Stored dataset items

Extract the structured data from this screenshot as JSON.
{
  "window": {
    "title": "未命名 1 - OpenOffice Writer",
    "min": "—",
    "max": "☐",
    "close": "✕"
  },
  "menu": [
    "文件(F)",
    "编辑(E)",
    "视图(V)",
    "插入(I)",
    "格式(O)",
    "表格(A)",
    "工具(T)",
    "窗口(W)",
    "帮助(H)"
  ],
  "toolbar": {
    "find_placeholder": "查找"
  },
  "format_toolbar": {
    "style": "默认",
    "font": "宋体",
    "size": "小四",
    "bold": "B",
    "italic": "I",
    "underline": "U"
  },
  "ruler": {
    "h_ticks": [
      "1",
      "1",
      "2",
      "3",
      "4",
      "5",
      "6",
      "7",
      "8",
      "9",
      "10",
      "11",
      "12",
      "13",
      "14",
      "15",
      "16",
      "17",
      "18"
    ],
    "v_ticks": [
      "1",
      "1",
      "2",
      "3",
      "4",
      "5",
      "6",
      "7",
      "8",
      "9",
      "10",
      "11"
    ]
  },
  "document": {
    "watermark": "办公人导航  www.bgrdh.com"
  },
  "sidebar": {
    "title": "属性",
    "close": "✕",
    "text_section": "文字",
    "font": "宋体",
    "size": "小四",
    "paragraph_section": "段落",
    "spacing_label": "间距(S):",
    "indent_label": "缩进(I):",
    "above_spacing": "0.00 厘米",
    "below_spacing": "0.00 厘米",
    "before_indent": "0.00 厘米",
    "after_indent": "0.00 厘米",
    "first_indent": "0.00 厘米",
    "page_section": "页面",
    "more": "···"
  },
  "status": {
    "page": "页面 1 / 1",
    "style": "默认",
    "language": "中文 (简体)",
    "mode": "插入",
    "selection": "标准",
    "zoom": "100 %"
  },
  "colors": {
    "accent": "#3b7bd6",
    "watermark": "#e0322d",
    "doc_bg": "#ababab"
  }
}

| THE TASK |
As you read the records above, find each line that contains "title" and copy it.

| TASK OUTPUT |
    "title": "未命名 1 - OpenOffice Writer",
    "title": "属性",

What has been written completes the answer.